§ **What you have to do**:
Your answer consists of the lines in the data that contain "true". Copy each of them.

[Dataset entries]
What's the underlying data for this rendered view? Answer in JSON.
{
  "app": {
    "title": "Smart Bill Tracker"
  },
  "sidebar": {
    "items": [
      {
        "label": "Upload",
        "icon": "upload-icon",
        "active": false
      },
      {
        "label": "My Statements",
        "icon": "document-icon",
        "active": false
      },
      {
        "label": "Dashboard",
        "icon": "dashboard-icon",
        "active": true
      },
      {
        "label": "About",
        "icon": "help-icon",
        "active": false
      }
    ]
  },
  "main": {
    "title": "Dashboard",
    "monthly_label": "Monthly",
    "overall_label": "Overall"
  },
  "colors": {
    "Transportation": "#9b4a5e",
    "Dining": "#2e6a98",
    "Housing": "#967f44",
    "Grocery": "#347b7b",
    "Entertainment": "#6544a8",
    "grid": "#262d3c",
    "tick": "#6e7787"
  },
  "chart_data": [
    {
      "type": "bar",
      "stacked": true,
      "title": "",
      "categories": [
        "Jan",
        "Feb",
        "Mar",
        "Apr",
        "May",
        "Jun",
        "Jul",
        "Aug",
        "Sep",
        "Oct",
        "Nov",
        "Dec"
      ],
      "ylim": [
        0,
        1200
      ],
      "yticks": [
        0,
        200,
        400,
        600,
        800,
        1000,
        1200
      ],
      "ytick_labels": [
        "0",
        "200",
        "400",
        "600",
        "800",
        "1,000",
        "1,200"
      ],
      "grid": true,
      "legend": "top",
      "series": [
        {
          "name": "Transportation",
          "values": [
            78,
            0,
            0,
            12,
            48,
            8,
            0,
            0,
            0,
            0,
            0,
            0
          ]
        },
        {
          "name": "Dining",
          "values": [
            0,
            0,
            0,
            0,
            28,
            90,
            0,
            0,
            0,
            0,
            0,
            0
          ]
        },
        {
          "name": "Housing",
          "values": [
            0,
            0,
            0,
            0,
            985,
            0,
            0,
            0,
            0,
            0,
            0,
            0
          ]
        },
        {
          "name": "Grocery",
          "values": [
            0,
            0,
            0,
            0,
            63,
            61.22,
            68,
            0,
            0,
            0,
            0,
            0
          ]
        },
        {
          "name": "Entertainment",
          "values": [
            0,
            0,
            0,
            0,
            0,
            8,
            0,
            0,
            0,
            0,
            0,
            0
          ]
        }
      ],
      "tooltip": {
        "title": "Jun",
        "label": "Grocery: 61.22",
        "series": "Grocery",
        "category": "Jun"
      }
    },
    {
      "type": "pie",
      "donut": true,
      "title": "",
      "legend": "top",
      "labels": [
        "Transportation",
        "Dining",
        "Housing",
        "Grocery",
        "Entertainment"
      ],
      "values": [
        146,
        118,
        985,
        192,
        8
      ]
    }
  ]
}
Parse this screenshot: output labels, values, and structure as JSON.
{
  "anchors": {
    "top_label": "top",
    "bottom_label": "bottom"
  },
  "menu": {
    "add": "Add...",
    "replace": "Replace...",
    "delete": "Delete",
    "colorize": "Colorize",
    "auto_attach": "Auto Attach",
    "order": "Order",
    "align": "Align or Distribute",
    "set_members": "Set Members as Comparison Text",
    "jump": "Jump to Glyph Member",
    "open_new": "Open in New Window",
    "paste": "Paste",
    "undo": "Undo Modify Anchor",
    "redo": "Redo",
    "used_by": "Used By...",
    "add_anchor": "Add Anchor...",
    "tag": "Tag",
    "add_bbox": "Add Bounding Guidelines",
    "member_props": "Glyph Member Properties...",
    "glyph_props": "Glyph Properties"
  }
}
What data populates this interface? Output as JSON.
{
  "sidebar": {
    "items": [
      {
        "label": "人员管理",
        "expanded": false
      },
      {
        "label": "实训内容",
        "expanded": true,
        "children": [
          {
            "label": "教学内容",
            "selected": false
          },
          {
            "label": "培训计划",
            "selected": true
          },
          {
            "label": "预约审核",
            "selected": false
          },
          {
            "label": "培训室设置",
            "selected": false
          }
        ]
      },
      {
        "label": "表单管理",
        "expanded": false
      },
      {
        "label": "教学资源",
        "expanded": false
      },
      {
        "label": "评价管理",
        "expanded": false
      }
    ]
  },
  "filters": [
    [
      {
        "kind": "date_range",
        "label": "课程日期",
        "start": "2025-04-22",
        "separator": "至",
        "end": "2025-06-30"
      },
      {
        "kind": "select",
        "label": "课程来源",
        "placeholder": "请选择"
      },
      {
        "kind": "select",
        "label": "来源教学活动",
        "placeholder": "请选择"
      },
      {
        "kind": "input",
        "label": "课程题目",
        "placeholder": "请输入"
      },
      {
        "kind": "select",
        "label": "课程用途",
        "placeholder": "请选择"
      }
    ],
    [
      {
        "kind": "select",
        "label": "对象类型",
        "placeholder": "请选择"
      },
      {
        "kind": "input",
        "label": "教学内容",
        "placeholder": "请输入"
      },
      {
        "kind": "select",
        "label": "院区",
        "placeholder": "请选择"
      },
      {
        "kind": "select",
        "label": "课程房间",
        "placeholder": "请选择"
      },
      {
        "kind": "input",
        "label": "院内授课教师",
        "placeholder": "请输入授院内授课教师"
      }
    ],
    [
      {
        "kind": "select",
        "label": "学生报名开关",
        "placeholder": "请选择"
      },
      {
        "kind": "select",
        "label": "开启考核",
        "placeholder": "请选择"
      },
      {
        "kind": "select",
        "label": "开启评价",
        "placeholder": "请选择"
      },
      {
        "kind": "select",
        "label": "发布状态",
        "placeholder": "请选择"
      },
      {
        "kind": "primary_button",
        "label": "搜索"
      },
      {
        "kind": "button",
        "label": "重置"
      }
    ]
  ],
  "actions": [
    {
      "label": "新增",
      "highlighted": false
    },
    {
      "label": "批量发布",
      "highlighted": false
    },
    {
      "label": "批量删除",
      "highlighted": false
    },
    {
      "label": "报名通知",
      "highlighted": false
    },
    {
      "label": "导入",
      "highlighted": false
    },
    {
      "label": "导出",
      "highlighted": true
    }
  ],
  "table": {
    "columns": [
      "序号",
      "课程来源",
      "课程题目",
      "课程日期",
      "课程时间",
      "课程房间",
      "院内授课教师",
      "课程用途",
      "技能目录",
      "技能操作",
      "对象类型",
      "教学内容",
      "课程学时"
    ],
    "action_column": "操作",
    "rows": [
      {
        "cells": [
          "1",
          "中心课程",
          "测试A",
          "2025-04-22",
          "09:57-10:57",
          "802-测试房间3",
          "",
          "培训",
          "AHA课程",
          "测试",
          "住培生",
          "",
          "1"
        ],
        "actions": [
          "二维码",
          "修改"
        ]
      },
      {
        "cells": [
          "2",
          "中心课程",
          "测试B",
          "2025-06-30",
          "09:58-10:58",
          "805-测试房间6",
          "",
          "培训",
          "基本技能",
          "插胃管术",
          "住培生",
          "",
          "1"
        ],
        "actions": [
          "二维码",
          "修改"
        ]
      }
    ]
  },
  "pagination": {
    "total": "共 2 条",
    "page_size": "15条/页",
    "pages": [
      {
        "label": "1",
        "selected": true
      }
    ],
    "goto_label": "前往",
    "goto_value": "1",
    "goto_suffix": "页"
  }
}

§ **Task output**:
        "active": true
      "stacked": true,
      "grid": true,
      "donut": true,
        "expanded": true,
            "selected": true
      "highlighted": true
        "selected": true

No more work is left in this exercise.